Construct validity was also measured comparing the WRAT 4 to other tests that measure academic achievement. The WRAT 4 was compared to the Wide Range Achievement Test-Expanded Edition and the Wechsler Individual Achievement Test-Second Edition. Overall, the WRAT 4 has a moderate to moderately high correlation with the two other comparison tests. Reviewers Comments A review done by Hoff, E. K. (n. d. ) in The 16th mental measurements yearbook, claims that the WRAT 4 should be recommended for research purposes and not for clinical use.
While she argues that there is satisfactory reliability, she also argue that the test is lacking in validity evidence. Her review also discusses some potential limitations to the two forms, green and blue. The authors claim that the forms are parallel with providing alternate forms evidence, however, Hoff found that the two forms seem to be measuring slightly different mathematical skills. Another key argument in Hoff’s review is that the wide age span for this test restricts the content validity by limiting the number of skills being measures. A review done by Dell, Harrold, and Dell (2008) offer similar claims to that of Hoff.
They argue that the WRAT 4 is an easy-touse achievement test, however it should not be used to make evaluation judgments when placing children in special education or determining academic skill levels. Much of their argument also comes from the lack of validity evidence for the WRAT 4. Overall, Dell, et al. agree that the WRAT 4 would be an appropriate instrument to assist in measuring basic academic achievement, but should never be used exclusively. Summary Evaluation Overall, I agree that the WRAT 4 is an easy-to-use achievement test for those qualified to administer it.
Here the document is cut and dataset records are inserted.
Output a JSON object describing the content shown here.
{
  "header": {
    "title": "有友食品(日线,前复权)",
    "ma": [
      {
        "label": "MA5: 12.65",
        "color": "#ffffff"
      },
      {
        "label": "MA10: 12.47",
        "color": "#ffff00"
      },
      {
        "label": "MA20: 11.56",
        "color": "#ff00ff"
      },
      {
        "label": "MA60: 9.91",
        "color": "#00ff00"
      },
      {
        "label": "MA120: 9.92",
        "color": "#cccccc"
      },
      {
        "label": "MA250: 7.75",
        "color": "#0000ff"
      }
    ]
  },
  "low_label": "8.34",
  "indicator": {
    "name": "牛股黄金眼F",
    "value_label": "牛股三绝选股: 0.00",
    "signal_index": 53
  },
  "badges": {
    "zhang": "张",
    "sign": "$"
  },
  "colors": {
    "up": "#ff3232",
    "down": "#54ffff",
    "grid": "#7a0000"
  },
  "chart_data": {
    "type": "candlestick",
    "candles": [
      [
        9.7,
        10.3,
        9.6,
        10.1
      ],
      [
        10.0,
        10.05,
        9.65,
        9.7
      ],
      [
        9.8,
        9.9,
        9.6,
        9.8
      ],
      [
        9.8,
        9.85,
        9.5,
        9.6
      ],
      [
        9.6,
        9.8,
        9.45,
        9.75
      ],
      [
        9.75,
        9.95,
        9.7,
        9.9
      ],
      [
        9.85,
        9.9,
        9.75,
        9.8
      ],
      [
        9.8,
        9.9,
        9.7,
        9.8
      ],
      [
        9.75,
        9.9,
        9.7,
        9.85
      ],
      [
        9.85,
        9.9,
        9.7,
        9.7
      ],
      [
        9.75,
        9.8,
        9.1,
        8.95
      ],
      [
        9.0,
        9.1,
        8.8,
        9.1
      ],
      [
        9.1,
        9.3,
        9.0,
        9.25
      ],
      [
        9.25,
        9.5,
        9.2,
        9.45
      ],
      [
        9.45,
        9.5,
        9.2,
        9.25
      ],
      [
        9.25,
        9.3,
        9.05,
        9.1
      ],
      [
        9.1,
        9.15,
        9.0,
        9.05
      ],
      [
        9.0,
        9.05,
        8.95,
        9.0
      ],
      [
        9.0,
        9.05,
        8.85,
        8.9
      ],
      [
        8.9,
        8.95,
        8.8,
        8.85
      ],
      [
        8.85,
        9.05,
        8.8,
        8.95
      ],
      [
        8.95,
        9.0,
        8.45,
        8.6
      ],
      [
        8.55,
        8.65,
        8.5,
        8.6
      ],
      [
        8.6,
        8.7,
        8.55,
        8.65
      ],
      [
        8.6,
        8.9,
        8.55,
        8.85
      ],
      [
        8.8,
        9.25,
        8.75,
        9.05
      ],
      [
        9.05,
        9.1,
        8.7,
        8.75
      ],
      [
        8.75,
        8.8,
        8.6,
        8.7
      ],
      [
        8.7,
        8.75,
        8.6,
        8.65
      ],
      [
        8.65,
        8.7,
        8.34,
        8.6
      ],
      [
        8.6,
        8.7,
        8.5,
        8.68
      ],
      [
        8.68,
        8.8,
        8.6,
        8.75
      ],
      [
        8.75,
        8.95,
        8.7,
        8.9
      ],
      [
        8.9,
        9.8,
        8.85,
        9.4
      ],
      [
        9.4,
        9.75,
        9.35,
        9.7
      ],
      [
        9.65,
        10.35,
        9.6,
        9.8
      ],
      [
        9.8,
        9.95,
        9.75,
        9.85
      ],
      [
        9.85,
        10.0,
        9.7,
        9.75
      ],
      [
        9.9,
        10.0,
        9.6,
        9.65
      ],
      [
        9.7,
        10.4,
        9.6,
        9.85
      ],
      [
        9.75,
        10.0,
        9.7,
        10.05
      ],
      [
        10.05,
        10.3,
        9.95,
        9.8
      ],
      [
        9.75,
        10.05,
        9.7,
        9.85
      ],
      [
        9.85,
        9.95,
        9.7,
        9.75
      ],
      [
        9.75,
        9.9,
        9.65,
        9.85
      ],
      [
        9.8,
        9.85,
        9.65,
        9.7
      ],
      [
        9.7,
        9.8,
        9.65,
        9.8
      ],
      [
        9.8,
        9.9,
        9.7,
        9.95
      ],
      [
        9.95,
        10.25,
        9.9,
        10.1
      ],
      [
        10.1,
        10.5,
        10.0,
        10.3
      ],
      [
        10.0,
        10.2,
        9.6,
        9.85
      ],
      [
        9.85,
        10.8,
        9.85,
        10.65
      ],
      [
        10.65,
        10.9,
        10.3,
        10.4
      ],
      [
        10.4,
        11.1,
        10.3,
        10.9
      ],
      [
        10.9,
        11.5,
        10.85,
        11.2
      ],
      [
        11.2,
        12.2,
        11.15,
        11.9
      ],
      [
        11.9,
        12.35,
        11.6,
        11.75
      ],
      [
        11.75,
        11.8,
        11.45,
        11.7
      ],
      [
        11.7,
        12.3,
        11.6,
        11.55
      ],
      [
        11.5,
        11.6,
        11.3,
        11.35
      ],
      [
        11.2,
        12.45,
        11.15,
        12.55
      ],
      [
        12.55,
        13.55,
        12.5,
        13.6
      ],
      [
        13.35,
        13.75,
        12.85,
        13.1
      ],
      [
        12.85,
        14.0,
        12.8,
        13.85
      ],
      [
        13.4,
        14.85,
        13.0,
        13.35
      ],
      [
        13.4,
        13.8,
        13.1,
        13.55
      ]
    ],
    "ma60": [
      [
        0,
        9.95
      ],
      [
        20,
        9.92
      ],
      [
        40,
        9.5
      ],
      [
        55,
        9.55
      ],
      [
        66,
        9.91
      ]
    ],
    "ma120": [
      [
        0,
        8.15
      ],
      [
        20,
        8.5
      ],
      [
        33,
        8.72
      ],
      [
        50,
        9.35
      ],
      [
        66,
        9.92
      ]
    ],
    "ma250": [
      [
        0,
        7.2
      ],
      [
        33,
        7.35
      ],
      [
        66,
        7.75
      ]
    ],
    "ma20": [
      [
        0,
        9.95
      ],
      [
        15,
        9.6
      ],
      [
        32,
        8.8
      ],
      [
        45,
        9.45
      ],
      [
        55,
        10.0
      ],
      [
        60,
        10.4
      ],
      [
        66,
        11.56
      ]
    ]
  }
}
Scoring of the test is also quite simple in that determining right from wrong answers is clear. Like most achievement tests, the WRAT 4 increases in difficulty throughout the subtests in order to determine academic ability. With the four subtests, word reading, sentence comprehension, spelling, and math computation, basic academic skills appear to be measured by looking at the items, however, after having difficulty combing through the validity in the tests’ manual, and reading others’ test review comments about validity, I believe that validity needs to be studied further to fully determine whether this test is measuring what it claims to.
I also agree that this test should refrain from being used to make any life changing decisions for an individual, and should continue to be used in psychological research and aids to other assessment tools with stronger psychometrics.